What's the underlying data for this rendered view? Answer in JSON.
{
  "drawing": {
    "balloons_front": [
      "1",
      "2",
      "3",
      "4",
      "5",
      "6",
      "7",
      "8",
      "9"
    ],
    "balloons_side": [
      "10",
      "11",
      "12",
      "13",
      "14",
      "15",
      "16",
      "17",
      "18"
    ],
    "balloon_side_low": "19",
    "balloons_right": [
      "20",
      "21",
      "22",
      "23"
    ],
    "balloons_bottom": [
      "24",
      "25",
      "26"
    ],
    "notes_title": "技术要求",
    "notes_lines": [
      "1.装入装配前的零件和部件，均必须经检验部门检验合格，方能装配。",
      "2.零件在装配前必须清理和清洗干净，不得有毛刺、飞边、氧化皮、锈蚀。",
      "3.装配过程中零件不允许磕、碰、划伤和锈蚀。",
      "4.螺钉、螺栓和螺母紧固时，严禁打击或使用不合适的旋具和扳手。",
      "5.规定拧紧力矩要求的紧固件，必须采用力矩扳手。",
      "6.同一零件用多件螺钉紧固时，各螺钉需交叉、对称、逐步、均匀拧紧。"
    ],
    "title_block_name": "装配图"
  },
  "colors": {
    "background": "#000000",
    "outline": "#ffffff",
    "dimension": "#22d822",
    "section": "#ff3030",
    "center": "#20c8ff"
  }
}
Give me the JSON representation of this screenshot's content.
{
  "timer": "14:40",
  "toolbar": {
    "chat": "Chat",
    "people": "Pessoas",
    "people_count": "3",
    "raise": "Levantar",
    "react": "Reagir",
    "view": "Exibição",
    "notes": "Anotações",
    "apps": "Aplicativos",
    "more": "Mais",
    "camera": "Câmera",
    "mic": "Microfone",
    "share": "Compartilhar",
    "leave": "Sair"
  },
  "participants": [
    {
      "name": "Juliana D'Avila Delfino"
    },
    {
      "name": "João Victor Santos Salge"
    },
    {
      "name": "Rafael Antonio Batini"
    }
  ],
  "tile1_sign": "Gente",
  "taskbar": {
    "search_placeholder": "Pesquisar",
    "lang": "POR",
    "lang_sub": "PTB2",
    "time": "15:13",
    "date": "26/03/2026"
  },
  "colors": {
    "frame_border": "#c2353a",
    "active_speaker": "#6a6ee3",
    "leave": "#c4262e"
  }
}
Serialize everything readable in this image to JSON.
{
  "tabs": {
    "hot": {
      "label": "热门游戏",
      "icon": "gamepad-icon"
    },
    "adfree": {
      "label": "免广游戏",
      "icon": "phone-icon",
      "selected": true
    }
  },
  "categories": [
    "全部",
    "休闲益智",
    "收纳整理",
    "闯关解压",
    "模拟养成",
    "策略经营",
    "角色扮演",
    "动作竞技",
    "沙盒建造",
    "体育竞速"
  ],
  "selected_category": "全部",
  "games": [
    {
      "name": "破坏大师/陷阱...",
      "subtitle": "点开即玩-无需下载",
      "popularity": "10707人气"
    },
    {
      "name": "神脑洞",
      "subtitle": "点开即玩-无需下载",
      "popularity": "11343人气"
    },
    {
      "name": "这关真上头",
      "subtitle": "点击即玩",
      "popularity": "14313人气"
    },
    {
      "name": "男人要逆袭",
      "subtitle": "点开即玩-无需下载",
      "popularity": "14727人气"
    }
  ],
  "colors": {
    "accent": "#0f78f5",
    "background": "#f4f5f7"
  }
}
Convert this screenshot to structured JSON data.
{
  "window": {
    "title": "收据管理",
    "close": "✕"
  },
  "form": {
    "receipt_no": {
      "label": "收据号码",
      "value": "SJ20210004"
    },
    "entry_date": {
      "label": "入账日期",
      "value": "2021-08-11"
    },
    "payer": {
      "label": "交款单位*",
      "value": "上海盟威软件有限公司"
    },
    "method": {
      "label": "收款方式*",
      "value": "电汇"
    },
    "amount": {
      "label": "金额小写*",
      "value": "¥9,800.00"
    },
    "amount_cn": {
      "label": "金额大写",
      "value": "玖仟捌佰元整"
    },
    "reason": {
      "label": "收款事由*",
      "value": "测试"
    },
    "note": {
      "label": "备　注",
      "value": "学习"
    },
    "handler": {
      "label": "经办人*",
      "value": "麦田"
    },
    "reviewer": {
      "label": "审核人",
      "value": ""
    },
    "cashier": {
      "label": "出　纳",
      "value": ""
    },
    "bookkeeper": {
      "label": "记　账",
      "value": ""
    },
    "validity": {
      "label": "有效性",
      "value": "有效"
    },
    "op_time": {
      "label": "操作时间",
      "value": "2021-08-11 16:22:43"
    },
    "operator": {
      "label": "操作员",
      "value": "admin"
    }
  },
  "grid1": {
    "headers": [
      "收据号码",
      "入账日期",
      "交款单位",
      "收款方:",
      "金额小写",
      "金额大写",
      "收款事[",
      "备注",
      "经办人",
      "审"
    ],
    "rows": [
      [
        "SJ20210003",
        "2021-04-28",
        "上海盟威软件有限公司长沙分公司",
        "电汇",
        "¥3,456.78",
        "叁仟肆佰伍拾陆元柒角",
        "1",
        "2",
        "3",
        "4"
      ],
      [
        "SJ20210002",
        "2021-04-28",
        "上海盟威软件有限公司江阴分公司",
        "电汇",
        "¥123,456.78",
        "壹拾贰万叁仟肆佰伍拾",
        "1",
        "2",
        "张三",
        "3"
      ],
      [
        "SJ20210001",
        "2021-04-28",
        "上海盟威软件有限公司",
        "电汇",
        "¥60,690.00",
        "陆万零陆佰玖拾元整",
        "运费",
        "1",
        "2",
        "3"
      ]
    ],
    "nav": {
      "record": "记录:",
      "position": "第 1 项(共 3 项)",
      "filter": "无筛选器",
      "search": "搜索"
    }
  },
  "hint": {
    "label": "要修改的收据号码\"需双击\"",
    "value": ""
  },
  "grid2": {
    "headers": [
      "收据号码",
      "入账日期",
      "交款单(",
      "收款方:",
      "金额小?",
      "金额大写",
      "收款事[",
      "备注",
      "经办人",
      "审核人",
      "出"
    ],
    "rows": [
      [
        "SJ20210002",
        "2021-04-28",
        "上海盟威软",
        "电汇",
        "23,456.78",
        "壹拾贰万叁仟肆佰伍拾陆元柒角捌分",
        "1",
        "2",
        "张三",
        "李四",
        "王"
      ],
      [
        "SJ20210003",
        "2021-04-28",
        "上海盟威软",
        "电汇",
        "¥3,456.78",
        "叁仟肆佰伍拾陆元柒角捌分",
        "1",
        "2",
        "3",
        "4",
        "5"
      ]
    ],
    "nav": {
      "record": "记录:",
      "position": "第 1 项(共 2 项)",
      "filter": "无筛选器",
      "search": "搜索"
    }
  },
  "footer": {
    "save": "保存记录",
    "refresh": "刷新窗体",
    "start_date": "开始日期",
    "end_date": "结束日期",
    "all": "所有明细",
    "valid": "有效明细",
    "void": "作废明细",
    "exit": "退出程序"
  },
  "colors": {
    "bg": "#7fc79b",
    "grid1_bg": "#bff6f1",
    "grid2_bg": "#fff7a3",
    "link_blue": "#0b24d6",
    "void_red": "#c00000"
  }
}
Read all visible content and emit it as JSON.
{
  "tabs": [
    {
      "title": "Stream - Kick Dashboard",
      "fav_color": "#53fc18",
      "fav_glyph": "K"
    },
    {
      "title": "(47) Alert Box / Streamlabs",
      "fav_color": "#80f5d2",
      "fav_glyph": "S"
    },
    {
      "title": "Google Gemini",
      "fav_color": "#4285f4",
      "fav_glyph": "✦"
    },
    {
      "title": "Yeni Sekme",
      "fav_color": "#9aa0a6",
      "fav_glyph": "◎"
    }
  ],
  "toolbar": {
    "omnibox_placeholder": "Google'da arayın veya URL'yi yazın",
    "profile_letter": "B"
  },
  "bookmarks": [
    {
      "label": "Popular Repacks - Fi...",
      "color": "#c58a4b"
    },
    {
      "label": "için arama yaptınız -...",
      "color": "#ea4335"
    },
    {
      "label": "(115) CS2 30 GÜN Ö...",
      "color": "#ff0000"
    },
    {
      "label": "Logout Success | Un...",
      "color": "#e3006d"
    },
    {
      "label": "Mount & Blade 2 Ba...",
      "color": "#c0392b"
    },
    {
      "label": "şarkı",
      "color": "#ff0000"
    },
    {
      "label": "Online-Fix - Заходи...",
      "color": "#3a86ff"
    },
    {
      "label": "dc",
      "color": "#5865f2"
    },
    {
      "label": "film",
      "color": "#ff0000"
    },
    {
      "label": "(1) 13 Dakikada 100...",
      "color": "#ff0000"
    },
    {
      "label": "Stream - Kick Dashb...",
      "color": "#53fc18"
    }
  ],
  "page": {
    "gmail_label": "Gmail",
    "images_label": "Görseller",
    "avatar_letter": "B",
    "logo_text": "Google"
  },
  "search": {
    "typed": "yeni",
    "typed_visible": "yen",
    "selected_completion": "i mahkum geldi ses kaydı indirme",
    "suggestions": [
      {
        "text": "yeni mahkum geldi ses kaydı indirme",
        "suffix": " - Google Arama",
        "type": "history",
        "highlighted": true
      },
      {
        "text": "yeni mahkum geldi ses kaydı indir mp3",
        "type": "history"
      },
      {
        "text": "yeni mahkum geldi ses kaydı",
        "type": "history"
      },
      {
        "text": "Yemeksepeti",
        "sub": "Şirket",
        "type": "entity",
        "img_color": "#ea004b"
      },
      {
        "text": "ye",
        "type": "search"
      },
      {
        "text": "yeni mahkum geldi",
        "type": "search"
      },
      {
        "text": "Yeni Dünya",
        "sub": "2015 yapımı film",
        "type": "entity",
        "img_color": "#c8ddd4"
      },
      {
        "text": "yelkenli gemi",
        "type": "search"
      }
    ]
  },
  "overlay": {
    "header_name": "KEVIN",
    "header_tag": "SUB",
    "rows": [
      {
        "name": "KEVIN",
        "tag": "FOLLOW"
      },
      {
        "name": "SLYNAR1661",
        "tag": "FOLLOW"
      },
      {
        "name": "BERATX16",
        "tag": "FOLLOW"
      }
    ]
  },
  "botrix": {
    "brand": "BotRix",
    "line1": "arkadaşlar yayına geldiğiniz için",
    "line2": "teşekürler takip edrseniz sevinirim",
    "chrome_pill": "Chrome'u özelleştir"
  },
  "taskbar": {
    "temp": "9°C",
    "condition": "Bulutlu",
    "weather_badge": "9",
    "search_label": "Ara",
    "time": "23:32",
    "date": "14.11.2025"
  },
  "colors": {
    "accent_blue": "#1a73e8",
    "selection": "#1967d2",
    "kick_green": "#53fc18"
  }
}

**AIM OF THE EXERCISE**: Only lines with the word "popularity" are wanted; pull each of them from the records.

**FINISHED EXERCISE**:
      "popularity": "10707人气"
      "popularity": "11343人气"
      "popularity": "14313人气"
      "popularity": "14727人气"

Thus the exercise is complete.